         I. State Breached Plea Agreement by Alluding to Additional Crimes

         For his first point on appeal, appellant contends that the State breached his plea agreement by alluding to additional crimes in closing argument at the sentencing hearing. Specifically, appellant argues that the prosecutor implied that appellant had sold drugs more than five times and committed more crimes than he had been charged with. We do not reach the merits of his arguments because the issue is not preserved for our review. We will not review any alleged error in the State's closing argument absent a contemporaneous objection at trial. Lard v. State, 2014 Ark. 1, at 26, 431 S.W.3d 249, 268. Although appellant did object during the closing argument to the prosecutor's statements about the amount of methamphetamine appellant had been convicted of delivering, this objection occurred in the record over two pages after the allegedly improper statements and was directed not at the statements appellant now argues were improper but at specific calculations of the amount of methamphetamine sold. Thus, appellant cannot now challenge the statements on appeal. Akram v. State, 2018 Ark.App. 504, at 7–8, 560 S.W.3d 509, 514.

         We also reject appellant's unsupported contention that the statements "so fundamentally altered the proceeding" that they warrant relief under Wicks v. State, 270 Ark. 781, 606 S.W.2d 366 (1980). Our supreme court has recognized four exceptions to the basic requirement of an objection in the circuit court. Id. at 785–87, 606 S.W.2d at 369–70. Two of the exceptions occur in death-penalty cases and so are not applicable here. Id. at 785–86, 606 S.W.2d at 369. The third exception occurs when an error is so flagrant and so highly prejudicial in character as to make it the duty of the court on its own motion to have instructed the jury correctly. Anderson v. State, 353 Ark. 384, 395, 108 S.W.3d 592, 599 (2003). With respect to this exception, the Wicks court cautioned that an appellant "cannot predicate error upon the failure of the court to make a ruling that he did not at the time ask the court to make, unless the remarks were so flagrant and so highly prejudicial in character as to make it the duty of the court on its own motion to have instructed the jury not to consider the same." Wicks, 270 Ark. at 786, 606 S.W.2d at 370. That is not the case here. Finally, the Wicks court noted a fourth possible exception of "errors affecting substantial rights, although they were not brought to the attention of the trial court." Anderson, 353 Ark. at 395, 108 S.W.3d at 599. This exception does not, however, impose an affirmative duty and at most applies only to a ruling that admits or excludes evidence. Buckley v. State, 349 Ark. 53, 66, 76 S.W.3d 825, 833 (2002). This appeal is from a sentencing hearing, and the challenged statements were not evidence but arguments in closing. Case law is clear that these are narrow exceptions to be rarely applied. Anderson, 353 Ark. at 398, 108 S.W.3d at 600. We hold that this is not one of the rare exceptions to which Wicks referred.
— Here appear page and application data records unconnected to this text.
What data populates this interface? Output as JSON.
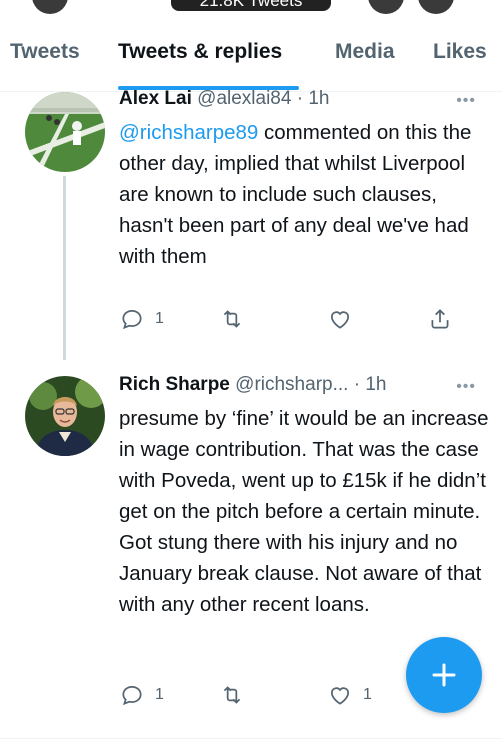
{
  "header": {
    "tweet_count": "21.8K Tweets"
  },
  "tabs": [
    {
      "label": "Tweets"
    },
    {
      "label": "Tweets & replies"
    },
    {
      "label": "Media"
    },
    {
      "label": "Likes"
    }
  ],
  "tweets": [
    {
      "name": "Alex Lai",
      "handle": "@alexlai84",
      "separator": " · ",
      "time": "1h",
      "mention": "@richsharpe89",
      "text": " commented on this the other day, implied that whilst Liverpool are known to include such clauses, hasn't been part of any deal we've had with them",
      "reply_count": "1",
      "like_count": ""
    },
    {
      "name": "Rich Sharpe",
      "handle": "@richsharp...",
      "separator": " · ",
      "time": "1h",
      "text": "presume by ‘fine’ it would be an increase in wage contribution. That was the case with Poveda, went up to £15k if he didn’t get on the pitch before a certain minute. Got stung there with his injury and no January break clause. Not aware of that with any other recent loans.",
      "reply_count": "1",
      "like_count": "1"
    }
  ],
  "colors": {
    "accent": "#1d9bf0",
    "muted": "#536471",
    "text": "#0f1419"
  }
}
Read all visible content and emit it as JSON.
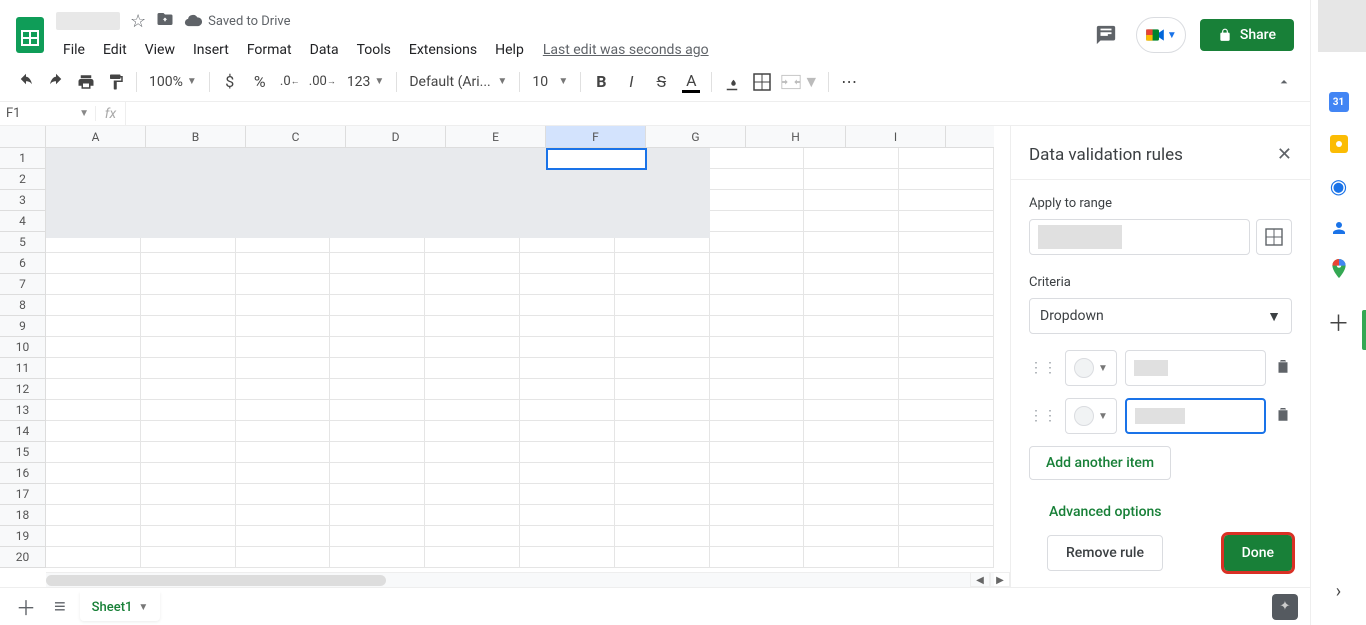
{
  "doc": {
    "saved": "Saved to Drive"
  },
  "menubar": {
    "file": "File",
    "edit": "Edit",
    "view": "View",
    "insert": "Insert",
    "format": "Format",
    "data": "Data",
    "tools": "Tools",
    "extensions": "Extensions",
    "help": "Help",
    "last_edit": "Last edit was seconds ago"
  },
  "header": {
    "share": "Share"
  },
  "toolbar": {
    "zoom": "100%",
    "font": "Default (Ari...",
    "font_size": "10",
    "num_fmt": "123"
  },
  "fx": {
    "name_box": "F1"
  },
  "cols": [
    "A",
    "B",
    "C",
    "D",
    "E",
    "F",
    "G",
    "H",
    "I"
  ],
  "rows": [
    "1",
    "2",
    "3",
    "4",
    "5",
    "6",
    "7",
    "8",
    "9",
    "10",
    "11",
    "12",
    "13",
    "14",
    "15",
    "16",
    "17",
    "18",
    "19",
    "20"
  ],
  "panel": {
    "title": "Data validation rules",
    "apply_label": "Apply to range",
    "criteria_label": "Criteria",
    "criteria_value": "Dropdown",
    "add_item": "Add another item",
    "advanced": "Advanced options",
    "remove": "Remove rule",
    "done": "Done"
  },
  "tabs": {
    "sheet1": "Sheet1"
  },
  "side": {
    "cal": "31"
  }
}
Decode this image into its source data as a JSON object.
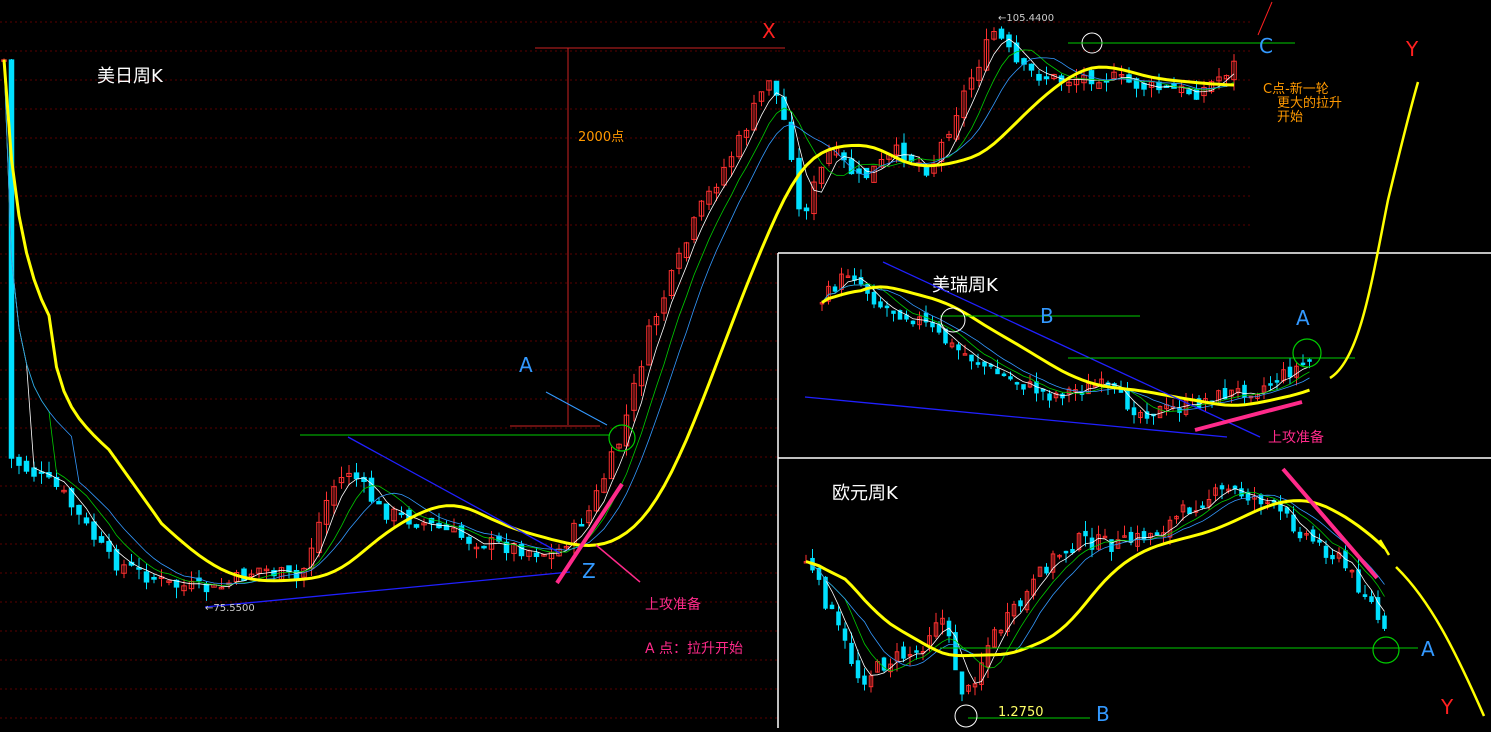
{
  "chart_data": [
    {
      "type": "candlestick",
      "title": "美日周K",
      "annotations": {
        "high_price": "105.4400",
        "low_price": "75.5500",
        "points_label": "2000点",
        "label_x": "X",
        "label_a": "A",
        "label_z": "Z",
        "label_c": "C",
        "label_y": "Y",
        "attack_prep": "上攻准备",
        "a_point_note": "A 点：拉升开始",
        "c_note_line1": "C点-新一轮",
        "c_note_line2": "更大的拉升",
        "c_note_line3": "开始"
      }
    },
    {
      "type": "candlestick",
      "title": "美瑞周K",
      "annotations": {
        "label_b": "B",
        "label_a": "A",
        "attack_prep": "上攻准备"
      }
    },
    {
      "type": "candlestick",
      "title": "欧元周K",
      "annotations": {
        "low_price": "1.2750",
        "label_b": "B",
        "label_a": "A",
        "label_y": "Y"
      }
    }
  ],
  "colors": {
    "background": "#000000",
    "up_candle": "#ff3030",
    "down_candle": "#00e0ff",
    "ma_long": "#ffff00",
    "trend_line": "#2020ff",
    "support_line": "#00cc00",
    "highlight": "#ff2a8a",
    "label_blue": "#3399ff",
    "label_red": "#ff2020",
    "note_orange": "#ff9900",
    "text_white": "#ffffff"
  }
}
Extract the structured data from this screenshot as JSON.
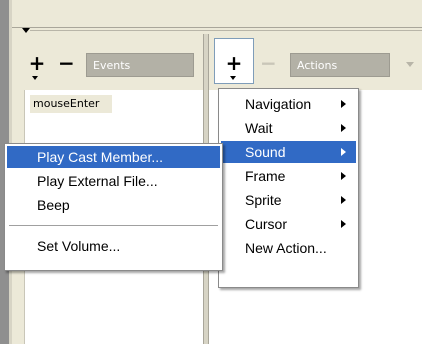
{
  "events": {
    "add_label": "+",
    "remove_label": "−",
    "field_label": "Events",
    "items": [
      "mouseEnter"
    ]
  },
  "actions": {
    "add_label": "+",
    "remove_label": "−",
    "field_label": "Actions"
  },
  "actions_menu": {
    "items": [
      {
        "label": "Navigation",
        "submenu": true
      },
      {
        "label": "Wait",
        "submenu": true
      },
      {
        "label": "Sound",
        "submenu": true,
        "selected": true
      },
      {
        "label": "Frame",
        "submenu": true
      },
      {
        "label": "Sprite",
        "submenu": true
      },
      {
        "label": "Cursor",
        "submenu": true
      },
      {
        "label": "New Action...",
        "submenu": false
      }
    ]
  },
  "sound_submenu": {
    "items": [
      {
        "label": "Play Cast Member...",
        "selected": true
      },
      {
        "label": "Play External File..."
      },
      {
        "label": "Beep"
      },
      {
        "label": "Set Volume..."
      }
    ]
  },
  "colors": {
    "panel_bg": "#ece9d8",
    "highlight": "#316ac5",
    "field_bg": "#b3b1a6"
  }
}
         II. Circuit Court Abused its Discretion in Admitting ...


Buy This Entire Record For $7.95

Download the entire decision to receive the complete text, official citation,
docket number, dissents and concurrences, and footnotes for this case.
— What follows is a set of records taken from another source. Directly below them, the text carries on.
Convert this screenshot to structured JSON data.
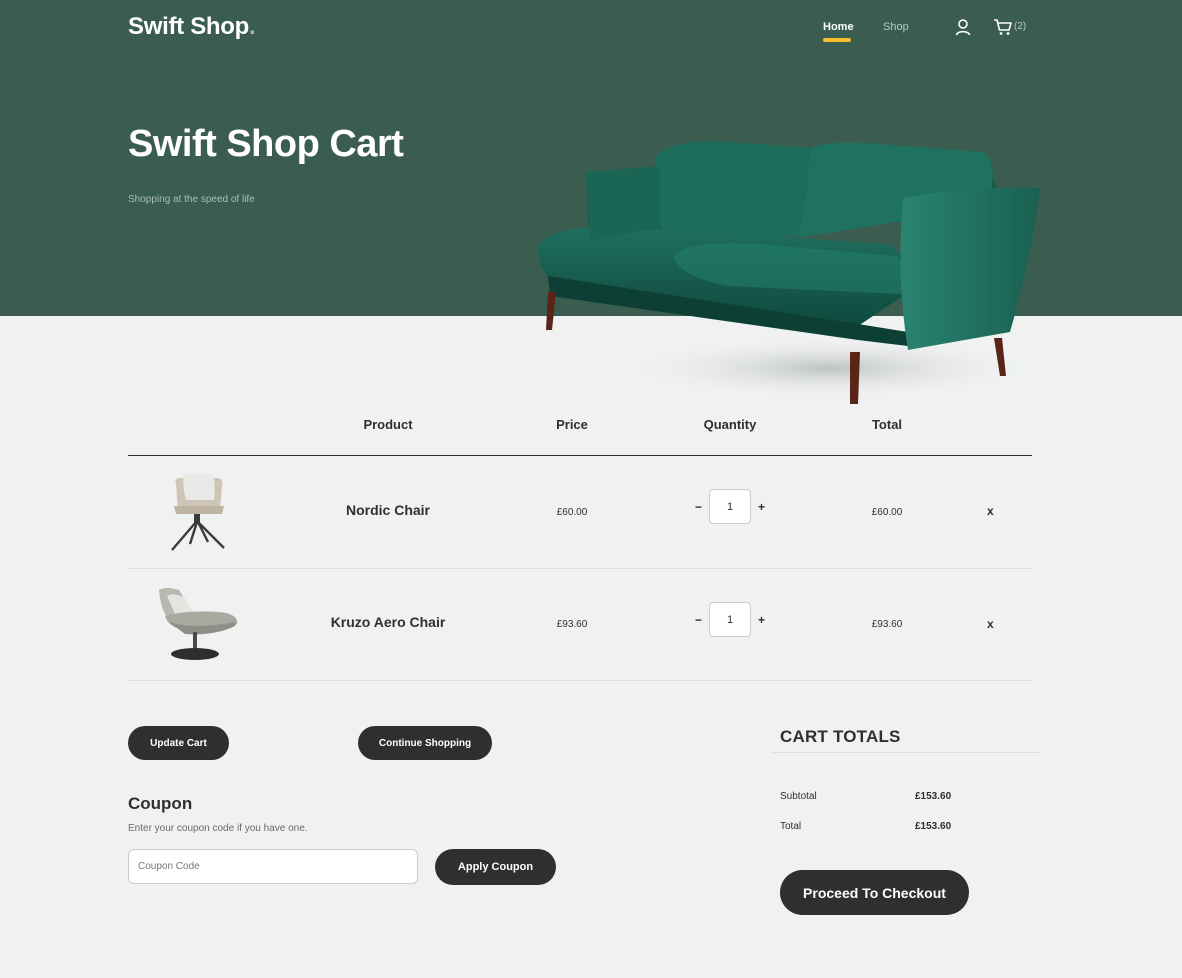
{
  "header": {
    "logo": "Swift Shop",
    "logo_dot": ".",
    "nav": {
      "home": "Home",
      "shop": "Shop"
    },
    "cart_count": "(2)"
  },
  "hero": {
    "title": "Swift Shop Cart",
    "subtitle": "Shopping at the speed of life"
  },
  "table": {
    "headers": {
      "product": "Product",
      "price": "Price",
      "quantity": "Quantity",
      "total": "Total"
    },
    "rows": [
      {
        "name": "Nordic Chair",
        "price": "£60.00",
        "quantity": "1",
        "total": "£60.00",
        "minus": "−",
        "plus": "+",
        "remove": "x"
      },
      {
        "name": "Kruzo Aero Chair",
        "price": "£93.60",
        "quantity": "1",
        "total": "£93.60",
        "minus": "−",
        "plus": "+",
        "remove": "x"
      }
    ]
  },
  "actions": {
    "update_cart": "Update Cart",
    "continue_shopping": "Continue Shopping"
  },
  "coupon": {
    "title": "Coupon",
    "hint": "Enter your coupon code if you have one.",
    "placeholder": "Coupon Code",
    "apply": "Apply Coupon"
  },
  "totals": {
    "title": "CART TOTALS",
    "subtotal_label": "Subtotal",
    "subtotal_value": "£153.60",
    "total_label": "Total",
    "total_value": "£153.60",
    "checkout": "Proceed To Checkout"
  },
  "colors": {
    "hero_bg": "#3b5d50",
    "accent": "#f9bf29",
    "button_dark": "#2f2f2f",
    "page_bg": "#eff2f1"
  }
}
Learn more about what you receive with purchase of this case.